Emily Pinkerton


EMILY PINKERTON's driving force as a songwriter and ethnomusicologist is to explore the musical and social ties that bind the Americas.  For two decades, she has traveled between the U.S. and chile, playing fiddle, banjo, guitar, charango and guitar.  

In her solo work, Pinkerton writes songs that blend Appalachian and Andean traditions.  She draws on studies with legendary musicians Alfonso Rubio, Chosto Ulloa, Patricia Chavarria and others, including extensive fieldwork with rural poet-singers of central Chile.  Performance highlights include concerst at Sala América in Santiago, Chile, the Panama Jazz Festival and collaboration with Venezuelan violinist Eddy Marcano.

In 2012, Emily founded old-time trio, The Early Mays, who are known for watertight vocal harmonies and stirring arrangements.  The Mays performed on NPR's Mountain Stage this past August in addition to reaching the top of the National Folk-DJ Charts that same month with their latest release "Chase the Sun."  In 2016 they wond the Neo-Traditional Band Competition at The Appalachian String Band Music Festival in Clifftop, West Virginia, not far from the home county of the Hammons Family, whoe music was the first inspiration for Emily's latest solo project, Rounder Songs, released in November on New Amsterdam Records.

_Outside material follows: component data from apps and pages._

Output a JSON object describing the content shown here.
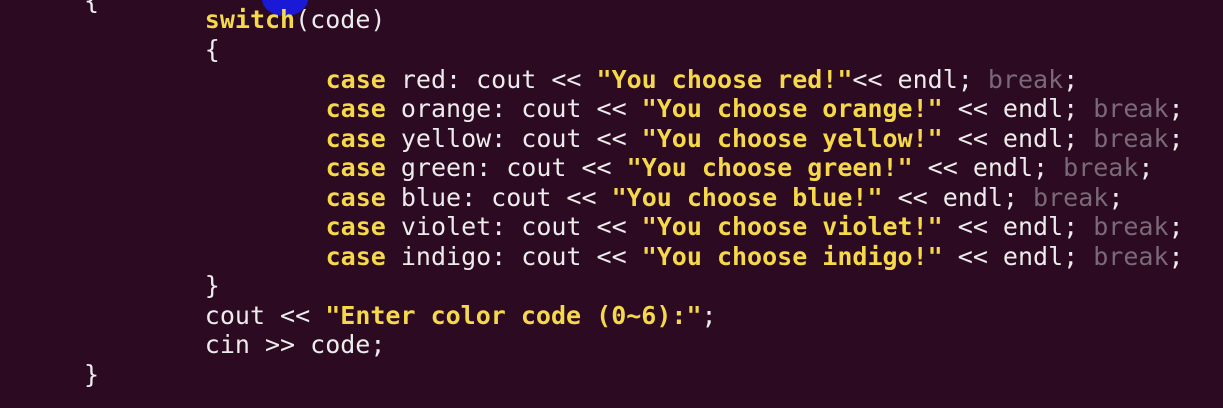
{
  "editor": {
    "lines": [
      {
        "indent": "",
        "segments": [
          {
            "t": "plain",
            "v": "{"
          }
        ]
      },
      {
        "indent": "        ",
        "segments": [
          {
            "t": "kw",
            "v": "switch"
          },
          {
            "t": "plain",
            "v": "(code)"
          }
        ]
      },
      {
        "indent": "        ",
        "segments": [
          {
            "t": "plain",
            "v": "{"
          }
        ]
      },
      {
        "indent": "                ",
        "segments": [
          {
            "t": "kw",
            "v": "case"
          },
          {
            "t": "plain",
            "v": " red: cout << "
          },
          {
            "t": "str",
            "v": "\"You choose red!\""
          },
          {
            "t": "plain",
            "v": "<< endl; "
          },
          {
            "t": "brk",
            "v": "break"
          },
          {
            "t": "plain",
            "v": ";"
          }
        ]
      },
      {
        "indent": "                ",
        "segments": [
          {
            "t": "kw",
            "v": "case"
          },
          {
            "t": "plain",
            "v": " orange: cout << "
          },
          {
            "t": "str",
            "v": "\"You choose orange!\""
          },
          {
            "t": "plain",
            "v": " << endl; "
          },
          {
            "t": "brk",
            "v": "break"
          },
          {
            "t": "plain",
            "v": ";"
          }
        ]
      },
      {
        "indent": "                ",
        "segments": [
          {
            "t": "kw",
            "v": "case"
          },
          {
            "t": "plain",
            "v": " yellow: cout << "
          },
          {
            "t": "str",
            "v": "\"You choose yellow!\""
          },
          {
            "t": "plain",
            "v": " << endl; "
          },
          {
            "t": "brk",
            "v": "break"
          },
          {
            "t": "plain",
            "v": ";"
          }
        ]
      },
      {
        "indent": "                ",
        "segments": [
          {
            "t": "kw",
            "v": "case"
          },
          {
            "t": "plain",
            "v": " green: cout << "
          },
          {
            "t": "str",
            "v": "\"You choose green!\""
          },
          {
            "t": "plain",
            "v": " << endl; "
          },
          {
            "t": "brk",
            "v": "break"
          },
          {
            "t": "plain",
            "v": ";"
          }
        ]
      },
      {
        "indent": "                ",
        "segments": [
          {
            "t": "kw",
            "v": "case"
          },
          {
            "t": "plain",
            "v": " blue: cout << "
          },
          {
            "t": "str",
            "v": "\"You choose blue!\""
          },
          {
            "t": "plain",
            "v": " << endl; "
          },
          {
            "t": "brk",
            "v": "break"
          },
          {
            "t": "plain",
            "v": ";"
          }
        ]
      },
      {
        "indent": "                ",
        "segments": [
          {
            "t": "kw",
            "v": "case"
          },
          {
            "t": "plain",
            "v": " violet: cout << "
          },
          {
            "t": "str",
            "v": "\"You choose violet!\""
          },
          {
            "t": "plain",
            "v": " << endl; "
          },
          {
            "t": "brk",
            "v": "break"
          },
          {
            "t": "plain",
            "v": ";"
          }
        ]
      },
      {
        "indent": "                ",
        "segments": [
          {
            "t": "kw",
            "v": "case"
          },
          {
            "t": "plain",
            "v": " indigo: cout << "
          },
          {
            "t": "str",
            "v": "\"You choose indigo!\""
          },
          {
            "t": "plain",
            "v": " << endl; "
          },
          {
            "t": "brk",
            "v": "break"
          },
          {
            "t": "plain",
            "v": ";"
          }
        ]
      },
      {
        "indent": "        ",
        "segments": [
          {
            "t": "plain",
            "v": "}"
          }
        ]
      },
      {
        "indent": "        ",
        "segments": [
          {
            "t": "plain",
            "v": "cout << "
          },
          {
            "t": "str",
            "v": "\"Enter color code (0~6):\""
          },
          {
            "t": "plain",
            "v": ";"
          }
        ]
      },
      {
        "indent": "        ",
        "segments": [
          {
            "t": "plain",
            "v": "cin >> code;"
          }
        ]
      },
      {
        "indent": "",
        "segments": [
          {
            "t": "plain",
            "v": "}"
          }
        ]
      }
    ]
  },
  "colors": {
    "background": "#2c0a22",
    "keyword": "#f6d94a",
    "string": "#f6d94a",
    "text": "#ececec",
    "break_keyword": "#7a6a78",
    "cursor_highlight": "#1a1ad6"
  }
}
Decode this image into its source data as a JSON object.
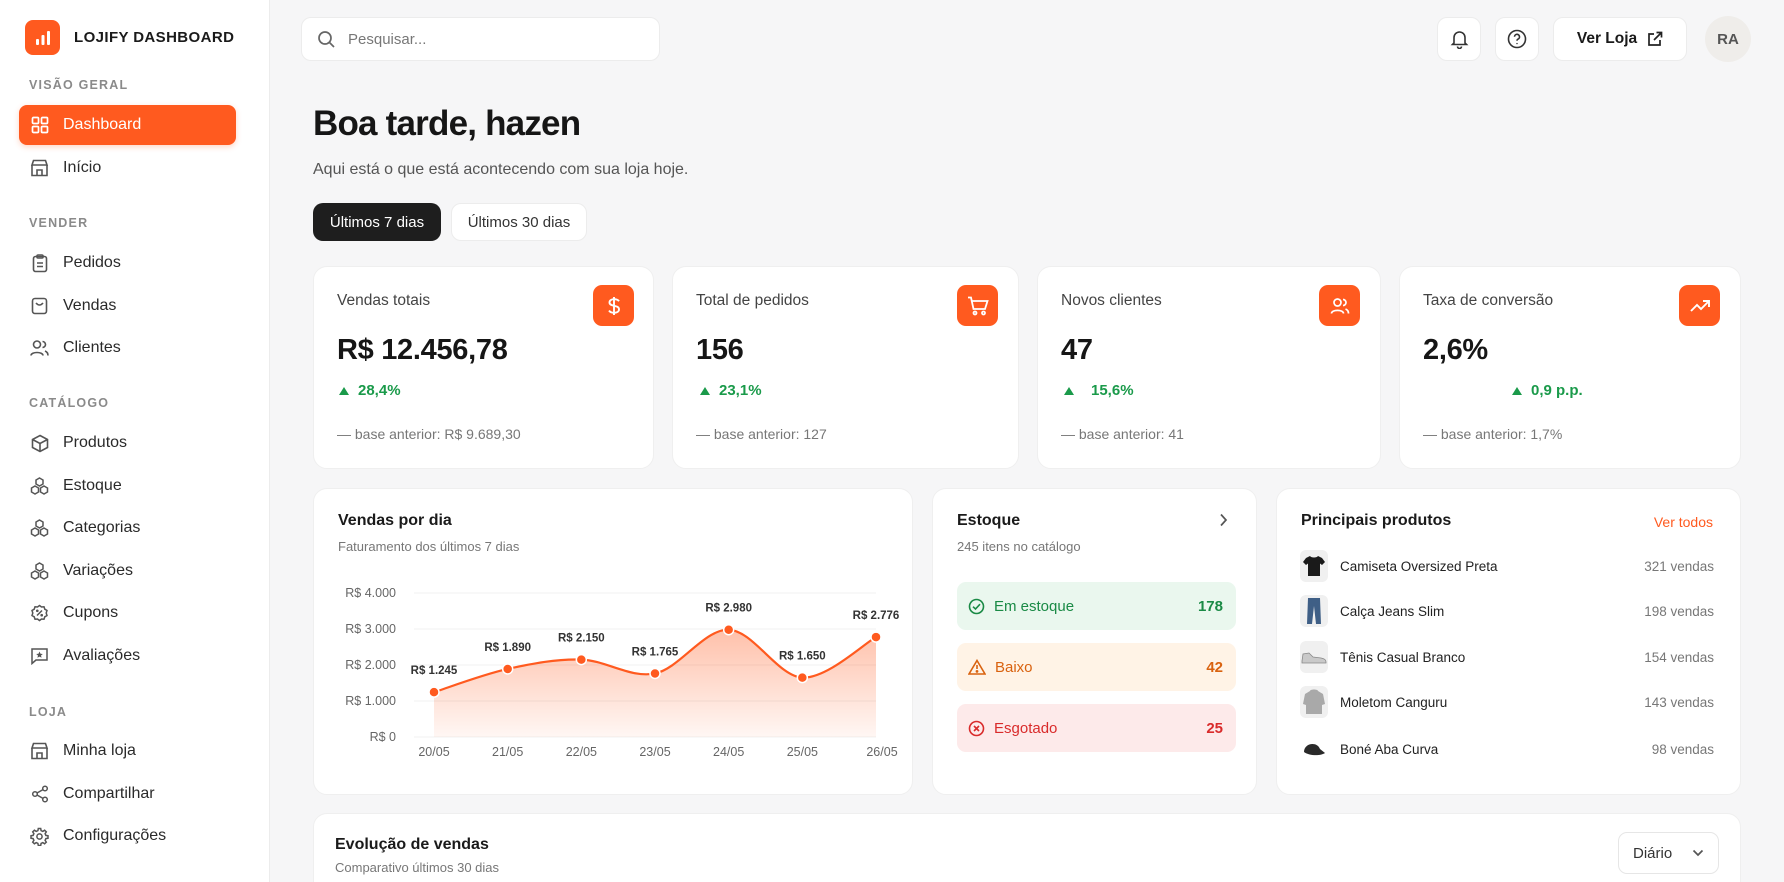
{
  "brand": {
    "name": "LOJIFY DASHBOARD",
    "accent": "#ff5a1f"
  },
  "sidebar": {
    "sections": [
      {
        "title": "VISÃO GERAL",
        "items": [
          {
            "label": "Dashboard",
            "icon": "grid-icon",
            "active": true
          },
          {
            "label": "Início",
            "icon": "store-icon"
          }
        ]
      },
      {
        "title": "VENDER",
        "items": [
          {
            "label": "Pedidos",
            "icon": "clipboard-icon"
          },
          {
            "label": "Vendas",
            "icon": "shopping-bag-icon"
          },
          {
            "label": "Clientes",
            "icon": "users-icon"
          }
        ]
      },
      {
        "title": "CATÁLOGO",
        "items": [
          {
            "label": "Produtos",
            "icon": "box-icon"
          },
          {
            "label": "Estoque",
            "icon": "boxes-icon"
          },
          {
            "label": "Categorias",
            "icon": "boxes-icon"
          },
          {
            "label": "Variações",
            "icon": "boxes-icon"
          },
          {
            "label": "Cupons",
            "icon": "badge-percent-icon"
          },
          {
            "label": "Avaliações",
            "icon": "message-star-icon"
          }
        ]
      },
      {
        "title": "LOJA",
        "items": [
          {
            "label": "Minha loja",
            "icon": "store-icon"
          },
          {
            "label": "Compartilhar",
            "icon": "share-icon"
          },
          {
            "label": "Configurações",
            "icon": "gear-icon"
          }
        ]
      }
    ]
  },
  "topbar": {
    "search_placeholder": "Pesquisar...",
    "store_button": "Ver Loja",
    "avatar_initials": "RA"
  },
  "header": {
    "greeting": "Boa tarde, hazen",
    "subtitle": "Aqui está o que está acontecendo com sua loja hoje.",
    "periods": [
      "Últimos 7 dias",
      "Últimos 30 dias"
    ]
  },
  "kpis": [
    {
      "label": "Vendas totais",
      "value": "R$ 12.456,78",
      "delta": "28,4%",
      "base": "— base anterior: R$ 9.689,30",
      "icon": "dollar-icon"
    },
    {
      "label": "Total de pedidos",
      "value": "156",
      "delta": "23,1%",
      "base": "— base anterior: 127",
      "icon": "cart-icon"
    },
    {
      "label": "Novos clientes",
      "value": "47",
      "delta": "15,6%",
      "base": "— base anterior: 41",
      "icon": "users-icon"
    },
    {
      "label": "Taxa de conversão",
      "value": "2,6%",
      "delta": "0,9 p.p.",
      "base": "— base anterior: 1,7%",
      "icon": "trend-up-icon"
    }
  ],
  "sales_chart": {
    "title": "Vendas por dia",
    "subtitle": "Faturamento dos últimos 7 dias"
  },
  "chart_data": {
    "type": "area",
    "x": [
      "20/05",
      "21/05",
      "22/05",
      "23/05",
      "24/05",
      "25/05",
      "26/05"
    ],
    "values": [
      1245,
      1890,
      2150,
      1765,
      2980,
      1650,
      2776
    ],
    "data_labels": [
      "R$ 1.245",
      "R$ 1.890",
      "R$ 2.150",
      "R$ 1.765",
      "R$ 2.980",
      "R$ 1.650",
      "R$ 2.776"
    ],
    "y_ticks": [
      "R$ 4.000",
      "R$ 3.000",
      "R$ 2.000",
      "R$ 1.000",
      "R$ 0"
    ],
    "ylim": [
      0,
      4000
    ],
    "line_color": "#ff5a1f",
    "grid": true
  },
  "stock": {
    "title": "Estoque",
    "subtitle": "245 itens no catálogo",
    "rows": [
      {
        "label": "Em estoque",
        "count": "178",
        "bg": "#eaf7ee",
        "color": "#1a8a45",
        "icon": "check-circle-icon"
      },
      {
        "label": "Baixo",
        "count": "42",
        "bg": "#fff3e6",
        "color": "#d9620f",
        "icon": "warning-icon"
      },
      {
        "label": "Esgotado",
        "count": "25",
        "bg": "#fdeaea",
        "color": "#d92b2b",
        "icon": "x-circle-icon"
      }
    ]
  },
  "top_products": {
    "title": "Principais produtos",
    "link": "Ver todos",
    "items": [
      {
        "name": "Camiseta Oversized Preta",
        "sales": "321 vendas",
        "icon": "tshirt-icon"
      },
      {
        "name": "Calça Jeans Slim",
        "sales": "198 vendas",
        "icon": "pants-icon"
      },
      {
        "name": "Tênis Casual Branco",
        "sales": "154 vendas",
        "icon": "sneaker-icon"
      },
      {
        "name": "Moletom Canguru",
        "sales": "143 vendas",
        "icon": "hoodie-icon"
      },
      {
        "name": "Boné Aba Curva",
        "sales": "98 vendas",
        "icon": "cap-icon"
      }
    ]
  },
  "evolution": {
    "title": "Evolução de vendas",
    "subtitle": "Comparativo últimos 30 dias",
    "select_value": "Diário"
  }
}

Rounder Songs is a song cycle for voice, clawhammer banjo and chamber ensemble that brings together 21st century post-minimalist classical music and North American old-time.  The work is inspired by field recordings and folk tales from Kentucky and West Virginia that tell the stories of several "rounder": rural drifters including a gambler, a murderer, and a mill laborer who strikes a deal with the devil.  Rounder songs was conceived and composed by Emily and composer Patrick Burke to focus on the common ground between their musical worlds--hypnotic, pulsing rhythms, subtle melody variation over time, and perhaps most of all, the vivd evocation of certain moods.  The work features old-time and classical genres on a level playing field, rather that subsuming one within the other.